Auto <- read.csv("Auto.csv", header=T, na.strings="?")
Auto <- na.omit(Auto)

Earlier you saw how to index matrices, the same can be done on dataframes such as the Auto dataset.

[1] "data.frame"

The apply() family pertains to the R base package and is populated with functions to manipulate slices of data from matrices, arrays, lists and dataframes in a repetitive way. These functions allow crossing the data in a number of ways and avoid explicit use of loop constructs.

The apply() functions form the basis of more complex combinations and help to perform operations with very few lines of code. More specifically, the family is made up of the apply(), lapply() , sapply(), vapply(), mapply(), rapply(), and tapply() functions. You can explore this family of functions.

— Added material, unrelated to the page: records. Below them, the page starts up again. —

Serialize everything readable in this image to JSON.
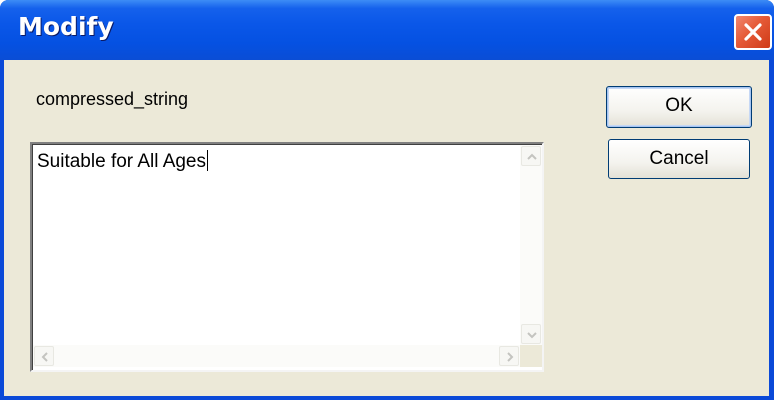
{
  "window": {
    "title": "Modify"
  },
  "field": {
    "name": "compressed_string",
    "value": "Suitable for All Ages"
  },
  "buttons": {
    "ok": "OK",
    "cancel": "Cancel"
  },
  "icons": {
    "close": "close-icon",
    "scroll_up": "chevron-up-icon",
    "scroll_down": "chevron-down-icon",
    "scroll_left": "chevron-left-icon",
    "scroll_right": "chevron-right-icon"
  },
  "colors": {
    "titlebar": "#0a57e8",
    "dialog_face": "#ece9d8",
    "close_button": "#e55a37"
  }
}
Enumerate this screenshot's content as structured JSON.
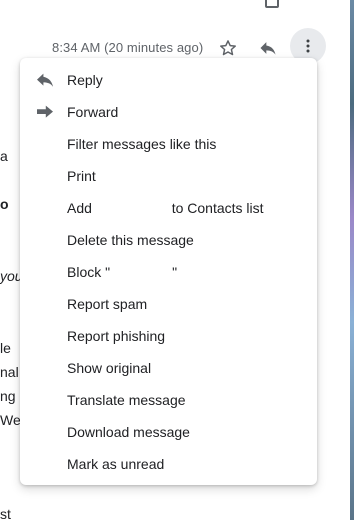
{
  "header": {
    "timestamp": "8:34 AM (20 minutes ago)",
    "icons": [
      "star-icon",
      "reply-icon",
      "more-vert-icon"
    ]
  },
  "background_text": {
    "line1": "a",
    "line2": "o",
    "line3": "you",
    "line4": "le",
    "line5": "nal",
    "line6": "ng",
    "line7": "We",
    "line8": "st"
  },
  "menu": {
    "items": [
      {
        "label": "Reply",
        "icon": "reply-icon"
      },
      {
        "label": "Forward",
        "icon": "forward-icon"
      },
      {
        "label": "Filter messages like this"
      },
      {
        "label": "Print"
      },
      {
        "label_prefix": "Add",
        "label_suffix": "to Contacts list"
      },
      {
        "label": "Delete this message"
      },
      {
        "label_prefix": "Block \"",
        "label_suffix": "\""
      },
      {
        "label": "Report spam"
      },
      {
        "label": "Report phishing"
      },
      {
        "label": "Show original"
      },
      {
        "label": "Translate message"
      },
      {
        "label": "Download message"
      },
      {
        "label": "Mark as unread"
      }
    ]
  }
}
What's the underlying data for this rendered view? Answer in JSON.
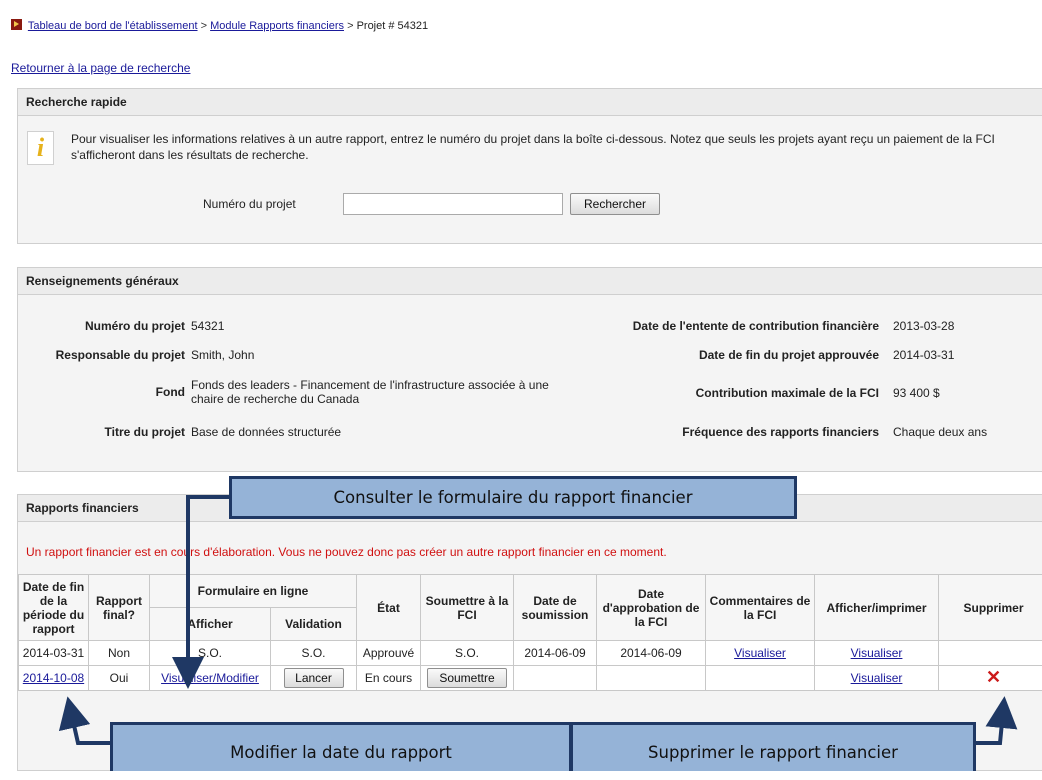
{
  "breadcrumb": {
    "items": [
      "Tableau de bord de l'établissement",
      "Module Rapports financiers"
    ],
    "separator": ">",
    "current": "Projet # 54321"
  },
  "back_link": "Retourner à la page de recherche",
  "quick_search": {
    "title": "Recherche rapide",
    "info_icon": "info-i-icon",
    "message": "Pour visualiser les informations relatives à un autre rapport, entrez le numéro du projet dans la boîte ci-dessous. Notez que seuls les projets ayant reçu un paiement de la FCI s'afficheront dans les résultats de recherche.",
    "field_label": "Numéro du projet",
    "field_value": "",
    "button": "Rechercher"
  },
  "general_info": {
    "title": "Renseignements généraux",
    "left": [
      {
        "label": "Numéro du projet",
        "value": "54321"
      },
      {
        "label": "Responsable du projet",
        "value": "Smith, John"
      },
      {
        "label": "Fond",
        "value": "Fonds des leaders - Financement de l'infrastructure associée à une chaire de recherche du Canada"
      },
      {
        "label": "Titre du projet",
        "value": "Base de données structurée"
      }
    ],
    "right": [
      {
        "label": "Date de l'entente de contribution financière",
        "value": "2013-03-28"
      },
      {
        "label": "Date de fin du projet approuvée",
        "value": "2014-03-31"
      },
      {
        "label": "Contribution maximale de la FCI",
        "value": "93 400 $"
      },
      {
        "label": "Fréquence des rapports financiers",
        "value": "Chaque deux ans"
      }
    ]
  },
  "financial_reports": {
    "title": "Rapports financiers",
    "warning": "Un rapport financier est en cours d'élaboration. Vous ne pouvez donc pas créer un autre rapport financier en ce moment.",
    "headers": {
      "end_date": "Date de fin de la période du rapport",
      "final": "Rapport final?",
      "online_form": "Formulaire en ligne",
      "view": "Afficher",
      "validation": "Validation",
      "status": "État",
      "submit": "Soumettre à la FCI",
      "submission_date": "Date de soumission",
      "approval_date": "Date d'approbation de la FCI",
      "comments": "Commentaires de la FCI",
      "print": "Afficher/imprimer",
      "delete": "Supprimer"
    },
    "rows": [
      {
        "end_date": "2014-03-31",
        "final": "Non",
        "view": "S.O.",
        "validation": "S.O.",
        "status": "Approuvé",
        "submit": "S.O.",
        "submission_date": "2014-06-09",
        "approval_date": "2014-06-09",
        "comments": "Visualiser",
        "print": "Visualiser",
        "delete": ""
      },
      {
        "end_date": "2014-10-08",
        "final": "Oui",
        "view": "Visualiser/Modifier",
        "validation": "Lancer",
        "status": "En cours",
        "submit": "Soumettre",
        "submission_date": "",
        "approval_date": "",
        "comments": "",
        "print": "Visualiser",
        "delete": "✕"
      }
    ]
  },
  "callouts": {
    "view_form": "Consulter le formulaire du rapport financier",
    "edit_date": "Modifier la date du rapport",
    "delete_report": "Supprimer le rapport financier",
    "color": "#95b3d7",
    "border": "#1f3864"
  }
}
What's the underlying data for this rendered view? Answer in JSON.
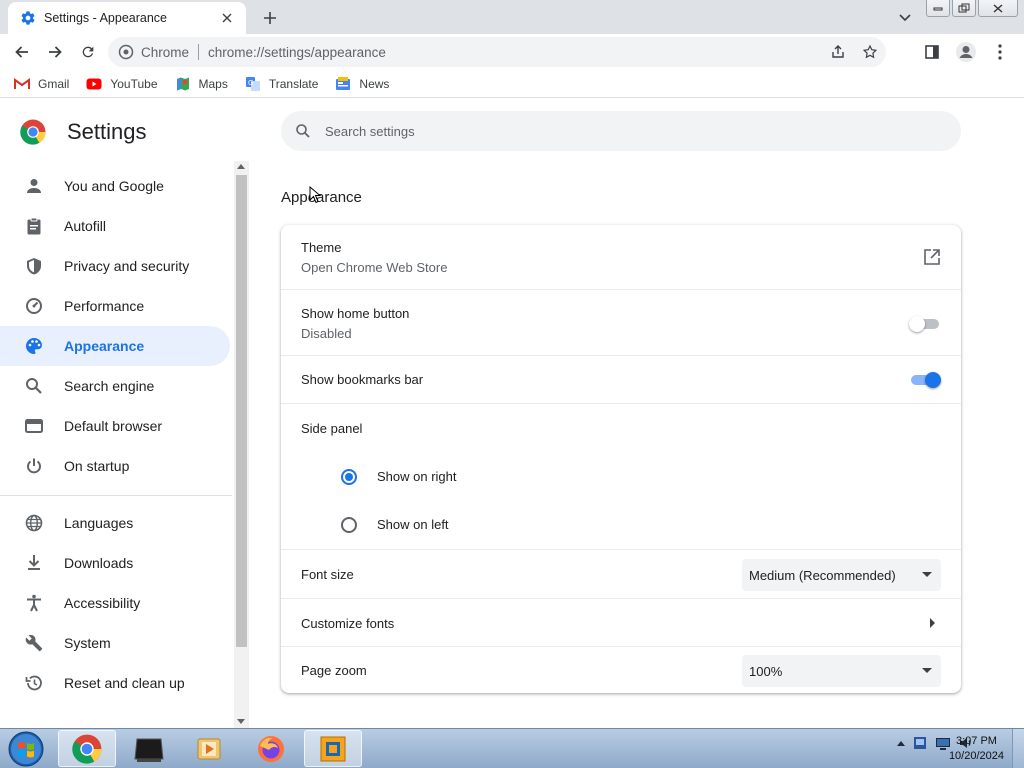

For now, let us focus on sapply().

If we want to know the range of a quantitative variable, it is possible to use the range() function.

[1]  9.0 46.6

If we want to know the range of every quantitative variable dataset, it possible to use the range() function in conjunction with sapply(). We can select all the quantitative predictors by the following code: Auto[, 1:7].

sapply(Auto[, 1:7], range)

      mpg cylinders displacement horsepower weight acceleration year
[1,]  9.0         3           68         46   1613          8.0   70
[2,] 46.6         8          455        230   5140         24.8   82

The same can be done with other functions (e.g., mean() or sd())


Some of the exercises are not tested by Dodona (for example the plots), but it is still useful to try them.

An example of how these plots could look like: